Saved data entries
*** Begin section ***
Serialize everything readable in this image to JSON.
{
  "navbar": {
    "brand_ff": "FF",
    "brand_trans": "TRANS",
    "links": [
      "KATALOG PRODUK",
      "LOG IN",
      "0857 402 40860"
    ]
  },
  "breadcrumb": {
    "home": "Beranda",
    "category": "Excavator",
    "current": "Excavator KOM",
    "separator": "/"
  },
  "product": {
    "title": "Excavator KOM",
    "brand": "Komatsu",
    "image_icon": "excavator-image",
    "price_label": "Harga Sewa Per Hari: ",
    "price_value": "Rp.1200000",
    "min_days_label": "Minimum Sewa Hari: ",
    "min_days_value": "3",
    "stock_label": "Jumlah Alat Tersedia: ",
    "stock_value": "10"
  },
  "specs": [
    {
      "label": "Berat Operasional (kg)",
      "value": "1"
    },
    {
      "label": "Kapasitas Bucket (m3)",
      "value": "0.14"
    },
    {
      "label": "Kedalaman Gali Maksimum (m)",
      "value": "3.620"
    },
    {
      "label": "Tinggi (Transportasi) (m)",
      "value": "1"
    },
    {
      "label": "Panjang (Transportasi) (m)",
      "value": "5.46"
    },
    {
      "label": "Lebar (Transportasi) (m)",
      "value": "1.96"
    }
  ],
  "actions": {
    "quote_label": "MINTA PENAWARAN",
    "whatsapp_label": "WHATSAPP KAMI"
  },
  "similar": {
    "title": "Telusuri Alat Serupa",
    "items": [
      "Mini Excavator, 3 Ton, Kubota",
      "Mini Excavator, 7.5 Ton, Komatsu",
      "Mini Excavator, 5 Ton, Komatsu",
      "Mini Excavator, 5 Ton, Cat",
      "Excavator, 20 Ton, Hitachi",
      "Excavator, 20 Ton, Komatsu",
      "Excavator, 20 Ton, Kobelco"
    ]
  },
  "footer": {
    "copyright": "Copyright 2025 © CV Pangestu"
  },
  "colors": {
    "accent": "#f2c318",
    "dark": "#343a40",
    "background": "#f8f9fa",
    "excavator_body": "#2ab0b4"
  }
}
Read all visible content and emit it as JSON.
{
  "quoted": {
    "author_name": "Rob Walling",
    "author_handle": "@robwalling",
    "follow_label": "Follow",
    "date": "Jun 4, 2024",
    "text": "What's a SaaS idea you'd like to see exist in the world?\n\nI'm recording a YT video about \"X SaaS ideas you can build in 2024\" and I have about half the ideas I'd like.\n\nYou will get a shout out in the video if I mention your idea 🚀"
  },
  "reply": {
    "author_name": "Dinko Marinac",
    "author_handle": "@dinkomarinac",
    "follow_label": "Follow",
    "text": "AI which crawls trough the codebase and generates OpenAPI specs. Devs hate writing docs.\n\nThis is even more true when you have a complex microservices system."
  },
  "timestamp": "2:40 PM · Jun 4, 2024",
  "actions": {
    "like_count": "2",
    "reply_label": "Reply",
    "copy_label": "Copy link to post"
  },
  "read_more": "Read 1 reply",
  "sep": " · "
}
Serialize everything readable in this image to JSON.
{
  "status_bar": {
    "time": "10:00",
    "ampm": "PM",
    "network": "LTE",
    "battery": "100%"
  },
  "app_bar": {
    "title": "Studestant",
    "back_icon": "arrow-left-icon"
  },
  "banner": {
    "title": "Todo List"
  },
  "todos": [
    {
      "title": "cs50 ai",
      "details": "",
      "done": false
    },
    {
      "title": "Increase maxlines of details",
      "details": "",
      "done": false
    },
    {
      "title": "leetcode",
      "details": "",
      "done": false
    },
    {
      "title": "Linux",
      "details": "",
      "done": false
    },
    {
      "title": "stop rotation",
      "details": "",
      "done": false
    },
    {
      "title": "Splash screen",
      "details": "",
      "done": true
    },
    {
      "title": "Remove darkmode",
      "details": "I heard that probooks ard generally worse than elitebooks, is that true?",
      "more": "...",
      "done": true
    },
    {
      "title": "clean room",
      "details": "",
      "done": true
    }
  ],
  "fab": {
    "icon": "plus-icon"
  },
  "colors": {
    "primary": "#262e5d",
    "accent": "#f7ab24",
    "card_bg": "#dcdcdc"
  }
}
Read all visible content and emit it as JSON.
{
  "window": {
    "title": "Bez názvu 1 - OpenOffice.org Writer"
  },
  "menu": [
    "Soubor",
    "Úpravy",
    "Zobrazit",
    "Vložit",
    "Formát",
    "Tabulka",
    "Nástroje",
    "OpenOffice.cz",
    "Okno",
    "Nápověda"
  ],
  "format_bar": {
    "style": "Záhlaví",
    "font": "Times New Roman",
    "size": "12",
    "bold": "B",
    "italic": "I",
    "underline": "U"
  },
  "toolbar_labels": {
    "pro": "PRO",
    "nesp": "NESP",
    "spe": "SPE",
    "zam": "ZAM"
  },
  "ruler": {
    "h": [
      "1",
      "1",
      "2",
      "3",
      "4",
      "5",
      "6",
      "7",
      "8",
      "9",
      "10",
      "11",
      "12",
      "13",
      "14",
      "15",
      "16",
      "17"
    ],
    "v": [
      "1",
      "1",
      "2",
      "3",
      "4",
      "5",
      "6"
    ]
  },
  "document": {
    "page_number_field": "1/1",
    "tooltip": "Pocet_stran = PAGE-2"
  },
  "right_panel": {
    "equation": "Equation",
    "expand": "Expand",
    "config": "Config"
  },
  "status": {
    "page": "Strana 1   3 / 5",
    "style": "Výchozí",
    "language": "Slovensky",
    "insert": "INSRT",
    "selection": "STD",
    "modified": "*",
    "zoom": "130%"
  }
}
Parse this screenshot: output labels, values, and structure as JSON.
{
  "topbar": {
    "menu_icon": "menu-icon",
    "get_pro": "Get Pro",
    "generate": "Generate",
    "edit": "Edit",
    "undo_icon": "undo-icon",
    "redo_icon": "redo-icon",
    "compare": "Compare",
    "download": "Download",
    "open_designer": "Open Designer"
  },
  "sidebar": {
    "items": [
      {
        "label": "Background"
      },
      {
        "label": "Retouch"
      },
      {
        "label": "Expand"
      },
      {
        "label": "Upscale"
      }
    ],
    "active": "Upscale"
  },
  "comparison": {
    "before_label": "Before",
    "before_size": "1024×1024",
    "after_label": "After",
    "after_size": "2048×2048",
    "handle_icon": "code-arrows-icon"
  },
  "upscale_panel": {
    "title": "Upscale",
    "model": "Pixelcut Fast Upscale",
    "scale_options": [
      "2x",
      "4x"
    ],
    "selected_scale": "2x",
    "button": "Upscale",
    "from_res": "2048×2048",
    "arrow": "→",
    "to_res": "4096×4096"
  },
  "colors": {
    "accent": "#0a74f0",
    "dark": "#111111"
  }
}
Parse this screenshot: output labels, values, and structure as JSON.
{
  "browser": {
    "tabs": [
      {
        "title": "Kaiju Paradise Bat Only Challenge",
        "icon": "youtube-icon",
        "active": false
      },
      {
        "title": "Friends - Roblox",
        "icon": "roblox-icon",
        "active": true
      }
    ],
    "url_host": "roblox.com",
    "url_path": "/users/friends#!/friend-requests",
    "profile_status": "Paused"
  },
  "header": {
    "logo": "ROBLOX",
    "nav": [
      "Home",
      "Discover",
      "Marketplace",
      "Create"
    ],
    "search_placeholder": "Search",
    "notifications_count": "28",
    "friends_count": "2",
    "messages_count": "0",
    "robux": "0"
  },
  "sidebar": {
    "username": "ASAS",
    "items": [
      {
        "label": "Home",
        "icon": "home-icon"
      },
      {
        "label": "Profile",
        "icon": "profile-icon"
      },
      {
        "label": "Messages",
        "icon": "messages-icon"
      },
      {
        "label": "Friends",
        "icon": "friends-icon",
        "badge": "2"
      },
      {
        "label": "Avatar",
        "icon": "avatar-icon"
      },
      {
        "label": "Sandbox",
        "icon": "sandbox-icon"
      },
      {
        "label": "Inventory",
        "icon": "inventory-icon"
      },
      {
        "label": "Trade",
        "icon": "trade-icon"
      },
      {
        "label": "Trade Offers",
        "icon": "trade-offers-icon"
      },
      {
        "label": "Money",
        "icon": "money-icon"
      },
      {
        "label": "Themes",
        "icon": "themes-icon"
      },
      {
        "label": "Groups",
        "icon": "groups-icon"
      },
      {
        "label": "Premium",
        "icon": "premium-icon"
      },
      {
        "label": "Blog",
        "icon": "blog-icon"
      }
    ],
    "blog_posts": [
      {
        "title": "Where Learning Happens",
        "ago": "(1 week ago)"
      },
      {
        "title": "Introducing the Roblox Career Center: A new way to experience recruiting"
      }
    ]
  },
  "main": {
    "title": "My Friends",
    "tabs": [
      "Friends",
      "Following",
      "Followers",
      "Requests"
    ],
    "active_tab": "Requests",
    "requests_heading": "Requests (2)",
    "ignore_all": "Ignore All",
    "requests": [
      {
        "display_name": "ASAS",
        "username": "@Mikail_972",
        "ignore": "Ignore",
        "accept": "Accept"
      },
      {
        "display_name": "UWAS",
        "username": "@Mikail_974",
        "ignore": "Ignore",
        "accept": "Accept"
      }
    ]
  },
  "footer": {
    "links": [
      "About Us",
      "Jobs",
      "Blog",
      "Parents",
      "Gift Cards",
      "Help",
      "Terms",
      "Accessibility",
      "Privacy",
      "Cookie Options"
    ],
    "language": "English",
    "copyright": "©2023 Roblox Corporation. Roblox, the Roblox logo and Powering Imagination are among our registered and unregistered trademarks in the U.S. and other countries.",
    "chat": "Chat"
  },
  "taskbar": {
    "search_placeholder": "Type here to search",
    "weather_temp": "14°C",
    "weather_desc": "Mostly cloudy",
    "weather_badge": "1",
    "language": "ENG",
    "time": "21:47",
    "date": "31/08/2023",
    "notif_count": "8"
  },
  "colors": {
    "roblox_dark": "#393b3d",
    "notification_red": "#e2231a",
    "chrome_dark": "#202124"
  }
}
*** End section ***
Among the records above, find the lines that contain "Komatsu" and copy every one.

[Exercise solution]
    "brand": "Komatsu",
      "Mini Excavator, 7.5 Ton, Komatsu",
      "Mini Excavator, 5 Ton, Komatsu",
      "Excavator, 20 Ton, Komatsu",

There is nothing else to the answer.